By Ben Butkus
Biotech firm Viral Genetics said this month that it has formed a subsidiary called MetaCytoLytics to commercialize cancer therapies based on metabolic disruption technology developed at the University of Colorado and the University of Vermont.
Viral Genetics formed the subsidiary to focus solely on the metabolic disruption technology while it continues to develop therapies to treat infectious disease and immune disorders using a thymus nuclear protein compound, for which Viral Genetics also has licensed IP from CU.
"These are two different technologies from the same inventor," Haig Keledjian, CEO of Viral Genetics, told BTW this week, referring to Karen Newell, a professor of biology at CU-Colorado Springs.
"We don't have the resources to develop both, and we thought it would be better to have another person and subsidiary dedicated to the [metabolic disruption] technology," Keledjian said.
That person will be Richard Trauger, former senior director for infectious diseases and cancer at Hollis Eden Pharmaceuticals, who will serve as CEO of MetaCytoLytics.
Viral Genetics said that Trauger will be charged with developing cancer drug candidates based on the metabolic disruption technology and moving them into clinical trials, as well as expanding the indications for the platform.

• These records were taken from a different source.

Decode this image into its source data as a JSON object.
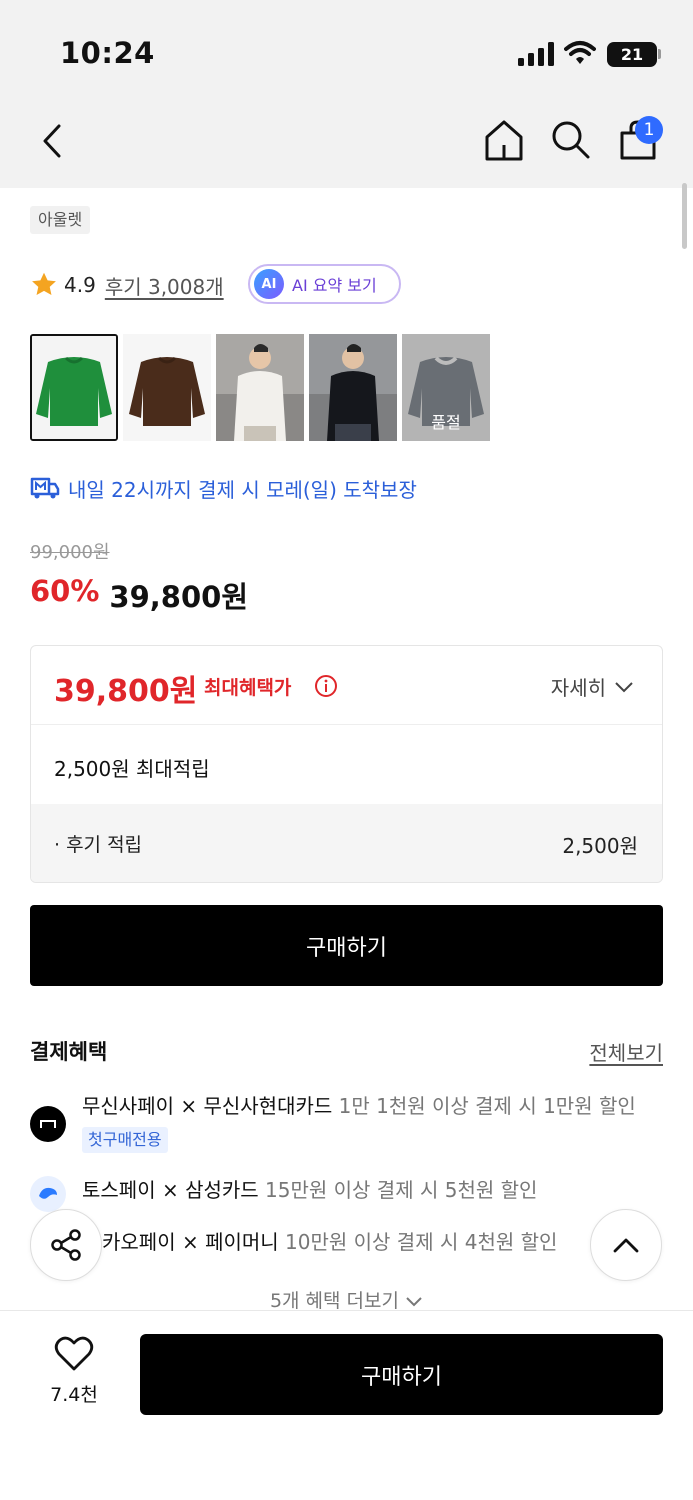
{
  "status": {
    "time": "10:24",
    "battery": "21"
  },
  "header": {
    "cart_count": "1"
  },
  "product": {
    "brand_tag": "아울렛",
    "rating": "4.9",
    "reviews_link": "후기 3,008개",
    "ai_badge": "AI",
    "ai_summary": "AI 요약 보기",
    "soldout_label": "품절",
    "delivery": "내일 22시까지 결제 시 모레(일) 도착보장",
    "original_price": "99,000원",
    "discount_pct": "60%",
    "price": "39,800원"
  },
  "benefit": {
    "max_price": "39,800원",
    "max_label": "최대혜택가",
    "detail": "자세히",
    "points_title": "2,500원 최대적립",
    "review_points_label": "· 후기 적립",
    "review_points_value": "2,500원"
  },
  "buy_button": "구매하기",
  "payment": {
    "title": "결제혜택",
    "view_all": "전체보기",
    "items": [
      {
        "name": "무신사페이 × 무신사현대카드",
        "desc": "1만 1천원 이상 결제 시 1만원 할인",
        "tag": "첫구매전용"
      },
      {
        "name": "토스페이 × 삼성카드",
        "desc": "15만원 이상 결제 시 5천원 할인"
      },
      {
        "name": "카오페이 × 페이머니",
        "desc": "10만원 이상 결제 시 4천원 할인"
      }
    ],
    "more": "5개 혜택 더보기"
  },
  "bottom": {
    "like_count": "7.4천",
    "buy_label": "구매하기"
  },
  "colors": {
    "accent_red": "#e0262a",
    "link_blue": "#2b5fd9",
    "ai_purple": "#6a3fd6",
    "badge_blue": "#2f6bff"
  }
}
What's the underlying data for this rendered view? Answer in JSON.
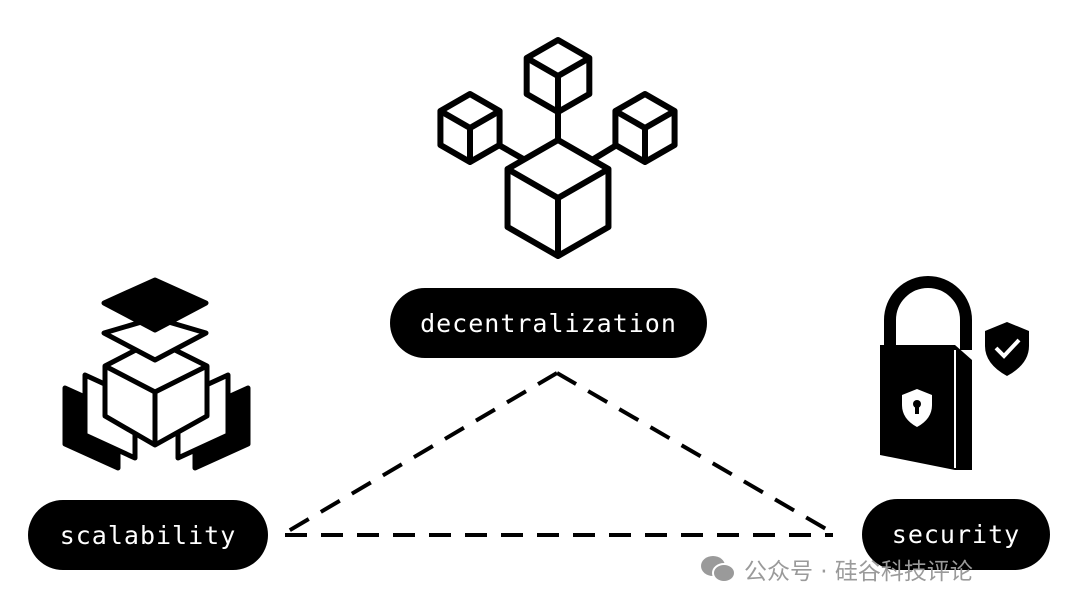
{
  "labels": {
    "top": "decentralization",
    "left": "scalability",
    "right": "security"
  },
  "watermark": {
    "text": "公众号 · 硅谷科技评论",
    "icon": "wechat-icon"
  },
  "icons": {
    "top": "network-cubes-icon",
    "left": "scalability-layers-cube-icon",
    "right": "padlock-shield-icon"
  },
  "colors": {
    "ink": "#000000",
    "background": "#ffffff",
    "watermark": "#9a9a9a"
  }
}
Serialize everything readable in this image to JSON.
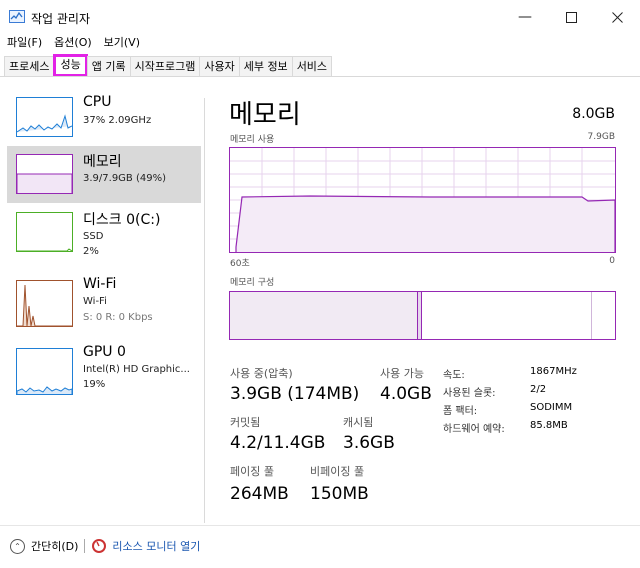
{
  "window": {
    "title": "작업 관리자"
  },
  "menu": [
    "파일(F)",
    "옵션(O)",
    "보기(V)"
  ],
  "tabs": [
    "프로세스",
    "성능",
    "앱 기록",
    "시작프로그램",
    "사용자",
    "세부 정보",
    "서비스"
  ],
  "active_tab": "성능",
  "sidebar": [
    {
      "name": "CPU",
      "sub1": "37% 2.09GHz",
      "color": "#1f7fd6"
    },
    {
      "name": "메모리",
      "sub1": "3.9/7.9GB (49%)",
      "color": "#9528b4"
    },
    {
      "name": "디스크 0(C:)",
      "sub1": "SSD",
      "sub2": "2%",
      "color": "#4caf26"
    },
    {
      "name": "Wi-Fi",
      "sub1": "Wi-Fi",
      "sub2": "S: 0 R: 0 Kbps",
      "color": "#a0522d"
    },
    {
      "name": "GPU 0",
      "sub1": "Intel(R) HD Graphic...",
      "sub2": "19%",
      "color": "#1f7fd6"
    }
  ],
  "main": {
    "title": "메모리",
    "capacity": "8.0GB",
    "usage_label": "메모리 사용",
    "usage_max": "7.9GB",
    "time_left": "60초",
    "time_right": "0",
    "composition_label": "메모리 구성",
    "usage_level_fraction": 0.49
  },
  "stats": {
    "in_use_label": "사용 중(압축)",
    "in_use_value": "3.9GB (174MB)",
    "available_label": "사용 가능",
    "available_value": "4.0GB",
    "committed_label": "커밋됨",
    "committed_value": "4.2/11.4GB",
    "cached_label": "캐시됨",
    "cached_value": "3.6GB",
    "paged_label": "페이징 풀",
    "paged_value": "264MB",
    "nonpaged_label": "비페이징 풀",
    "nonpaged_value": "150MB"
  },
  "specs": [
    {
      "label": "속도:",
      "value": "1867MHz"
    },
    {
      "label": "사용된 슬롯:",
      "value": "2/2"
    },
    {
      "label": "폼 팩터:",
      "value": "SODIMM"
    },
    {
      "label": "하드웨어 예약:",
      "value": "85.8MB"
    }
  ],
  "footer": {
    "fewer_details": "간단히(D)",
    "resource_monitor": "리소스 모니터 열기"
  },
  "colors": {
    "memory": "#9528b4",
    "highlight": "#e222e6"
  }
}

Upon completion of certain undisclosed benchmarks, Trauger will have an opportunity to acquire a 25 percent stake in MetaCytoLytics, Viral Genetics said.
The metabolic disruption technology describes a method of blocking a tumor cell's ability to generate energy from glucose or fatty acids. In animal studies, Newell has shown that the process directly causes cancer cells to die, and that the treatment can be used in conjunction with other cancer therapies such as chemotherapy and radiation therapy to further limit tumor cell growth.
Viral Genetics, based in San Marino, Calif., has an option to acquire exclusive rights to the metabolic disruption technology from the CU system, which handles tech transfer for its Colorado Springs, Boulder, and Denver campuses. The company is currently negotiating to convert the option into an exclusive worldwide license covering a broad range of uses and specific therapeutic compositions.
In May, prior to forming MetaCytoLytics, Viral Genetics said that CU had been awarded a US patent covering Newell's work and that the company had optioned the IP (see BTW, 5/27/2009)
At the time, the company said that the patent represented a new direction for its therapeutic pipeline and for an ongoing collaborative research with Newell's laboratory at CU.
Viral Genetics is also negotiating to convert an option into a license for related IP from the University of Vermont, where Newell had worked prior to joining CUCS. "The metabolic disruption technology has been following [Newell] and her work, and there are some related patents owned by the University of Vermont," Keledjian said.
Viral Genetics has been working with Newell's since before 2007, when it formed a subsidiary called V-Clip Pharmaceuticals specifically to license another technology from the lab related to using thymus nuclear protein compound for diagnosing and treating a variety of diseases. At the time, CU, Newell, and other researchers took an equity stake in V-Clip.
In December 2007 V-Clip licensed several patent applications and know-how related to the TNP mechanism of action and its use for diagnosing and treating HIV-AIDS, hepatitis C, and herpes (see BTW, 12/31/2007).
Then, in June 2008 V-Clip expanded the agreement to include a pair of exclusive options to acquire rights for treating and detecting several forms of cancer, including lung, breast, leukemia, and others; as well as multiple sclerosis, diabetes, rheumatoid arthritis, malaria, and several other diseases (see BTW, 6/18/2007).
Viral Genetics essentially used V-Clip as a "testing" period with CU, and eventually bought a majority stake in V-Clip to bring the TNP technology in-house. It is now Viral Genetics' primary therapeutic-development platform.
Viral Genetics also said that, in a bid to "strengthen its place in the marketplace," it has recently filed an unaudited financial statement with Pink Sheets covering its financials for the 18 months ended March 31.
According to the statement, Viral Genetics reduced its net loss to just under $500,000 for the three months ended March 31 compared with a net loss of $1.5 million for the same period in 2008.
The company said that it also retired a significant portion of its debt, enabling the majority of any new funding to go directly toward drug development.